Madame Là-bas said...

It's wonderful that Jane Birkin has aged as herself.Confident but natural. A self-acceptance that we can aspire to. I enjoyed the links but found the idea of 30-year olds getting botox quite mystifying.

Barbara Schieren said...

I'm also a huge fan of Jane Birkin, so I frequently browse through the Internet for new pics.
I admire her for showing up at the Film Festival Cannes in 2017. Due to health issues she appeared a bit round, especially her face. How mean from the Media to name her as "almost unrecognizable".
Not sure, how many celebrities would have had Birkin's courage.

I dress myself in a very similar style, Cashmere and Jeans in winter, T-shirt an Jeans in summer. Except I don't shop at Hermès ;-)

Duchesse said...

Barbara Schieran: I read in more than one publication that she was treated for leukaemia. Jane's 'uniform' adapts well to various price points.

lagatta à montréal said...

Oh, I do love Jane and am happy to see her looking more like herself - just older and a bit plumper. In the last photos you showed it looked like some kind of water-retaining medication, and I was worried about her.

I've been very busy working, so haven't found the time to view her entire documentary. One client said very lovely things about me - "a writer, not just a translator".

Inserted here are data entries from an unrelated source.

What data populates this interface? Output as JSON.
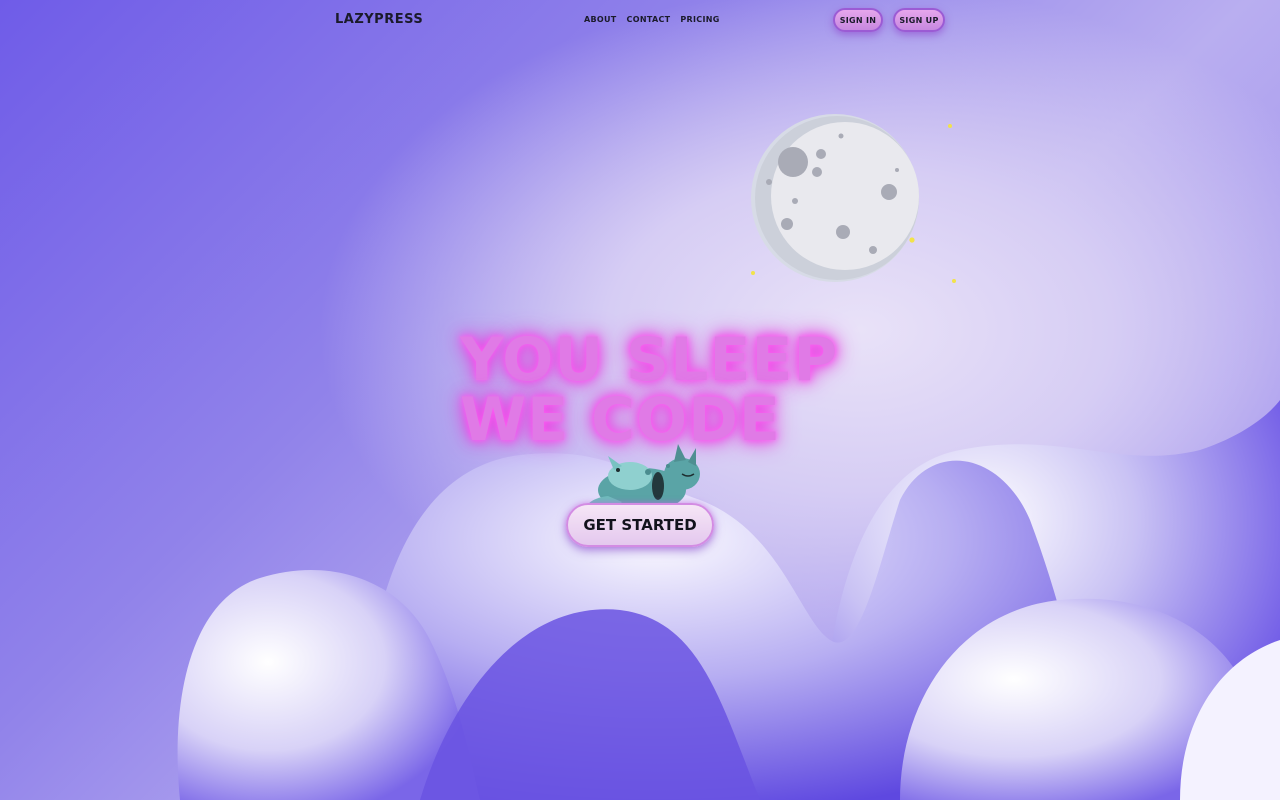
{
  "brand": {
    "logo_text": "LAZYPRESS"
  },
  "nav": {
    "links": [
      {
        "label": "ABOUT"
      },
      {
        "label": "CONTACT"
      },
      {
        "label": "PRICING"
      }
    ],
    "sign_in_label": "SIGN IN",
    "sign_up_label": "SIGN UP"
  },
  "hero": {
    "headline_line1": "YOU SLEEP",
    "headline_line2": "WE CODE",
    "cta_label": "GET STARTED"
  },
  "colors": {
    "background_primary": "#7b68ee",
    "headline_neon": "#e07ae6",
    "button_fill": "#e6a6ec",
    "button_border": "#9b5bd4",
    "moon": "#e6e6ea",
    "stars": "#f2e34a"
  },
  "icons": [
    "moon-icon",
    "star-icon",
    "sleeping-cat-illustration",
    "cloud-shapes"
  ]
}
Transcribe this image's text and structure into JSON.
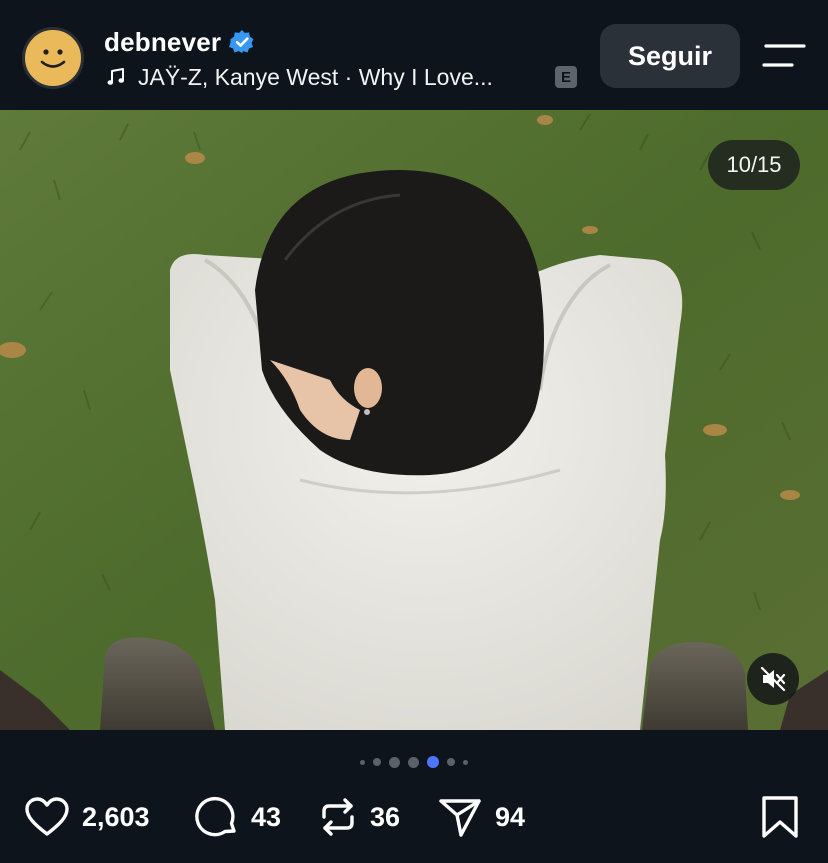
{
  "post": {
    "username": "debnever",
    "verified": true,
    "music": "JAŸ-Z, Kanye West · Why I Love...",
    "explicit_label": "E",
    "follow_label": "Seguir",
    "image_counter": "10/15",
    "carousel": {
      "dots": 7,
      "active_dot": 4
    }
  },
  "actions": {
    "likes": "2,603",
    "comments": "43",
    "reposts": "36",
    "shares": "94"
  },
  "colors": {
    "background": "#0e141c",
    "button": "#2b3139",
    "accent": "#4f74ff",
    "verified": "#3897f0",
    "avatar": "#e9b95a"
  },
  "icons": [
    "smiley-avatar",
    "verified-badge-icon",
    "music-note-icon",
    "menu-icon",
    "mute-icon",
    "heart-icon",
    "comment-icon",
    "repost-icon",
    "send-icon",
    "bookmark-icon"
  ]
}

I love that style but it is not ideal on small plumpish women. I lost a fair bit of weight recently so I'm very happy in my jeans, but I also look good in skirts, worn in boho style with tights or leggings. (Welcome) weight loss or not, I still have a bum. Indeed, I found two very nice jeans from Reitmans (low to medium chain - I hate their synthetic-heavy tops but am very happy with their jeans, though they won't last as long as those with almost no lycra). They were described as "petite leggings", which brings to mind the horror of jeggings, and they are nothing like that. Just jeans narrow in the hem, and as I didn't buy them small,not clingy at all.

The way the female body is put far more on display than the male in that doc is upsetting now. But what I've viewed of the documentary does explain how Jane could be so taken by Serge, who got so toxic towards the end of his life.

Jane is also very serious about being a humanitarian - unlike many entertainers, it isn't a pose - and in showcasing musicians from the world over. Who knows, perhaps I'll meet her some day over coffee or tea. I have met Danielle Mitterand... at la Maison de l'Amérique latine.